  • 8.1 – 8.5

Chapter 11 – Data Description and Probability Distributions (1 week)

  • 11.1-3


Review of Some Algebra (Appendix A)

  • Sets: Set notation, union, intersection, complement
  • Fraction Properties: Add/subtract/multiply/divide fractions
  • Polynomials: Add, subtract, multiply, expand and combine terms
  • Integer Exponents and Scientific Notation: Rules of working with integer powers; convert from standard to scientific notation and back
  • nth Roots of Real Numbers and Rational Exponents and Radicals: Converting between root notation and fractional power notation; practice the rules of working with powers
  • Quadratic Formula: How to solve a quadratic equation numerically

Functions and Graphs

  • Concept of a function, graph of a function, domain and range
  • Graphs and Transformations: What do the graphs of some elementary functions look like [straight lines, absolute value function, simple powers and roots]; horizontal and vertical shifts, contractions or dilations, reflection in x-axis or y-axis; piecewise defined functions
  • Lines: Slope, intercept, point-slope form, slope-intercept form, finding line through two points, applications
  • Quadratic Functions: Find vertex and intercepts
  • Polynomial and Rational Functions: For polynomials, the possible shapes of the graph, specifically the number of intercepts and turning points it can have. For rational functions, the domain and vertical and horizontal asymptotes.
  • Exponential Functions: Properties and graphs, natural exponential function ex, application to compound interest
  • Logarithmic Functions: Definition, properties, applications on investment

Applications of Exponential Functions and Logarithmic Functions

  • Simple Interest
  • Compound Interest
  • Continuous Compound Interest

Systems of Linear Equations

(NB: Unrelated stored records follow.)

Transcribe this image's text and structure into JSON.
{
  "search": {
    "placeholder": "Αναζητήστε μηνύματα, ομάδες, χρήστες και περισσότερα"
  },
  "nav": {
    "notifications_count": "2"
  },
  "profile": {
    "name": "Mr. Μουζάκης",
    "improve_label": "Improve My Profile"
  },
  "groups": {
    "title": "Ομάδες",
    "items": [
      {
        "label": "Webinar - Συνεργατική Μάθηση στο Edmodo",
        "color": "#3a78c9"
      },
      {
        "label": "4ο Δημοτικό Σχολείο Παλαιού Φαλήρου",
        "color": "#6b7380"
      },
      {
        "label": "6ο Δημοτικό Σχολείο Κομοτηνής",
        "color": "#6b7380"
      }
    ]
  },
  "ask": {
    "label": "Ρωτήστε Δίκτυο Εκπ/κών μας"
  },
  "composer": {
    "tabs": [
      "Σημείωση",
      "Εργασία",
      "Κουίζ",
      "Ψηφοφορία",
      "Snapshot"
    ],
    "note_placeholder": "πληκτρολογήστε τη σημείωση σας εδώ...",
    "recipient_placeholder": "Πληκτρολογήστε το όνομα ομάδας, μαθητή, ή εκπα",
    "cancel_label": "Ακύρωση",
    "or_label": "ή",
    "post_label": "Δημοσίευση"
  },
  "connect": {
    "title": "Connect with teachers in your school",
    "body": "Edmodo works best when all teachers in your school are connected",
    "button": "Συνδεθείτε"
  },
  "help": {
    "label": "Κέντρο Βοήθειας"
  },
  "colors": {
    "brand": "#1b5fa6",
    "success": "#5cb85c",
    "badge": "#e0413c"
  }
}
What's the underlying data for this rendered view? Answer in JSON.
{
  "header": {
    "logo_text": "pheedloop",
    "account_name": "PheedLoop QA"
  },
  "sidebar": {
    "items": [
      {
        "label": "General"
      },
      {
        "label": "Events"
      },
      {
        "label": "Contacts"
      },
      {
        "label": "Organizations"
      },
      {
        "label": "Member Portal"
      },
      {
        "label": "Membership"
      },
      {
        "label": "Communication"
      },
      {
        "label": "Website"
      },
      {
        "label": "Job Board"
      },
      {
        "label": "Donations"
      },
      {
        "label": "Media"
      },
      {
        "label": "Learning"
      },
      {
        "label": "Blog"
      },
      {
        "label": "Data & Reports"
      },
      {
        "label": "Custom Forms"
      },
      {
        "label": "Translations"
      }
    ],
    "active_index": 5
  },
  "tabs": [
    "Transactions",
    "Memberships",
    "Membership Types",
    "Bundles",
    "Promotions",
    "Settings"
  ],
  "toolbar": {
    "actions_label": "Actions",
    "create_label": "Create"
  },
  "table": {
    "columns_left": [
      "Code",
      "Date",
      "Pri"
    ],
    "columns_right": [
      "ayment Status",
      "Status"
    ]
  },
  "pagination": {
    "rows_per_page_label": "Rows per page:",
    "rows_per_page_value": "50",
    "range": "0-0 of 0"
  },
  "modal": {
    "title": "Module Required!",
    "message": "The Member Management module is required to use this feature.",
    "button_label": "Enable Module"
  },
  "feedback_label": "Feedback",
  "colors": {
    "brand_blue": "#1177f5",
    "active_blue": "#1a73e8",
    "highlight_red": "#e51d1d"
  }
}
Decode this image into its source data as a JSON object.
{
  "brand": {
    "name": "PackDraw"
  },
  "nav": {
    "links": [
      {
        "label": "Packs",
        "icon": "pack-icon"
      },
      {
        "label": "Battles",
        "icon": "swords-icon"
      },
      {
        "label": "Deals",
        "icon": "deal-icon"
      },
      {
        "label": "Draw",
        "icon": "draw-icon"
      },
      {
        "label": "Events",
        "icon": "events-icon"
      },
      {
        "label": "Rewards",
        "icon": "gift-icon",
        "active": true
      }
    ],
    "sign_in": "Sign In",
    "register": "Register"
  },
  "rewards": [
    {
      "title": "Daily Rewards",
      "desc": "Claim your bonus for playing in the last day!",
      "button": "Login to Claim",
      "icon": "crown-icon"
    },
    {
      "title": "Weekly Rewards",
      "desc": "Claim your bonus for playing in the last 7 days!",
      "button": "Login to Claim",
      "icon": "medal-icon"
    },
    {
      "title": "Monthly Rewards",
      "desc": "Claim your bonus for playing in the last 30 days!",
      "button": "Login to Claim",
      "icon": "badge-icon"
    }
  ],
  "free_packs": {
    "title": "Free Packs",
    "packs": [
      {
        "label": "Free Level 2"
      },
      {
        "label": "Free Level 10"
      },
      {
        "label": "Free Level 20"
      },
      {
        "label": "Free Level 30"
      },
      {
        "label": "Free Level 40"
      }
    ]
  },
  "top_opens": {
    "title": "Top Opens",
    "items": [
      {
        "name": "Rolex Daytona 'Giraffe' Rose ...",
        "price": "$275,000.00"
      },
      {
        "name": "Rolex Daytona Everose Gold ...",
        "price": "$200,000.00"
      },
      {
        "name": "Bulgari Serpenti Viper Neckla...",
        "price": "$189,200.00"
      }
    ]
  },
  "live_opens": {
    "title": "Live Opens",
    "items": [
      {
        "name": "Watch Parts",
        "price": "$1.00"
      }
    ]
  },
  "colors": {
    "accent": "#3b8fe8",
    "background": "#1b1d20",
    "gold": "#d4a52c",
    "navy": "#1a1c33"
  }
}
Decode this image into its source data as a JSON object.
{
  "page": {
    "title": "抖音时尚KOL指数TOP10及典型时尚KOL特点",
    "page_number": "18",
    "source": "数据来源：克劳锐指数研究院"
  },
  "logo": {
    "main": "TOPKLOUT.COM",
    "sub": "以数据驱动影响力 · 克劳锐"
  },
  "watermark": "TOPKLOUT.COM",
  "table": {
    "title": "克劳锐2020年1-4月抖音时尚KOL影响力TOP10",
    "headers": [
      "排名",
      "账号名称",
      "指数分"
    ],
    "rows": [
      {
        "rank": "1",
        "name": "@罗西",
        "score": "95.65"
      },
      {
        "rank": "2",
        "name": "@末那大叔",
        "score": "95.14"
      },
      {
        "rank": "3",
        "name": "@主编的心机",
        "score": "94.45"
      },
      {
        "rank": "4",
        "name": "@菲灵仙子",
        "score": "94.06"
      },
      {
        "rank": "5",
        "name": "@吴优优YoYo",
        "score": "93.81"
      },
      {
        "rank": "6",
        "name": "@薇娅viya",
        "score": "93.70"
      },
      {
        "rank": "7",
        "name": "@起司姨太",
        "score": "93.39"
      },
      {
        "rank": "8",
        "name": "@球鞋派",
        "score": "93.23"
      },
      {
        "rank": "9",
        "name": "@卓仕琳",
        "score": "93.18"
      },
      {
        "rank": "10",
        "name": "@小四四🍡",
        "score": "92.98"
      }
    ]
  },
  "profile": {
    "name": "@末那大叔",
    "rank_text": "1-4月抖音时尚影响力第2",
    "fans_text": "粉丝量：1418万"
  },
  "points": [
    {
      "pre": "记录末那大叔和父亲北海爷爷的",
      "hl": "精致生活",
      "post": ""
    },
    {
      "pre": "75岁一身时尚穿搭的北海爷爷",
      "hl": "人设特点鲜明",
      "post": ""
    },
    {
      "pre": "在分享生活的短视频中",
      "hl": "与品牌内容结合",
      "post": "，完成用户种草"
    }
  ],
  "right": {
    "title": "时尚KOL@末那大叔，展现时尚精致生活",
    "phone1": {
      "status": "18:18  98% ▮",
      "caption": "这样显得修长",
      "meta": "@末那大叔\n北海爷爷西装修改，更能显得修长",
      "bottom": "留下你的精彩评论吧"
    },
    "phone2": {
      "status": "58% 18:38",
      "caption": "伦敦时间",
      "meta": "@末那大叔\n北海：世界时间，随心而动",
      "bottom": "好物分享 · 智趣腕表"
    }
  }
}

  • Graphical method
  • Substitution method
  • Elimination method
  • Augmented Matrix method
  • Inverse Matrix method: Definition of matrix, matrix addition, subtraction, multiplication,inverse matrix

Linear Programming

  • Inequalities: Properties, interval notation, solving linear inequalities
  • The Simplex Method
  • Dual Problems

Elementary Probability and Statistics

  • Basic Counting Principles
  • Permutations and Combinations
  • Sample Spaces, Events, and Probability
  • Union, Intersection, and Complement of Events
  • Conditional Probability, Intersection, and Independence
  • Bayes’ Formula
  • Random Variable, Probability Distribution, and Expected Value

Data Description and Probability Distributions

  • Graphing Data
  • Measures of Central Tendency
  • Measures of Dispersion

Free expression statement

Iowa State University supports and upholds the First Amendment protection of freedom of speech and the principle of academic freedom in order to foster a learning environment where open inquiry and the vigorous debate of a diversity of ideas are encouraged. Students will not be penalized for the content or viewpoints of their speech as long as student expression in a class context is germane to the subject matter of the class and conveyed in an appropriate manner.

Students with disabilities

Iowa State University is committed to assuring that all educational activities are free from discrimination and harassment based on disability status. Students requesting accommodations for a documented disability are required to work directly with staff in Student Accessibility Services (SAS) to establish eligibility and learn about related processes before accommodations will be identified. After eligibility is established, SAS staff will create and issue a Notification Letter for each course listing approved reasonable accommodations. This document will be made available to the student and instructor either electronically or in hard-copy every semester. Students and instructors are encouraged to review contents of the Notification Letters as early in the semester as possible to identify a specific, timely plan to deliver/receive the indicated accommodations. Reasonable accommodations are not retroactive in nature and are not intended to be an unfair advantage. Additional information or assistance is available online at, by contacting SAS staff by email at, or by calling 515-294-7220. Student Accessibility Services is a unit in the Dean of Students Office located at 1076 Student Services Building.

More information about disability resources in the Mathematics Department can be found at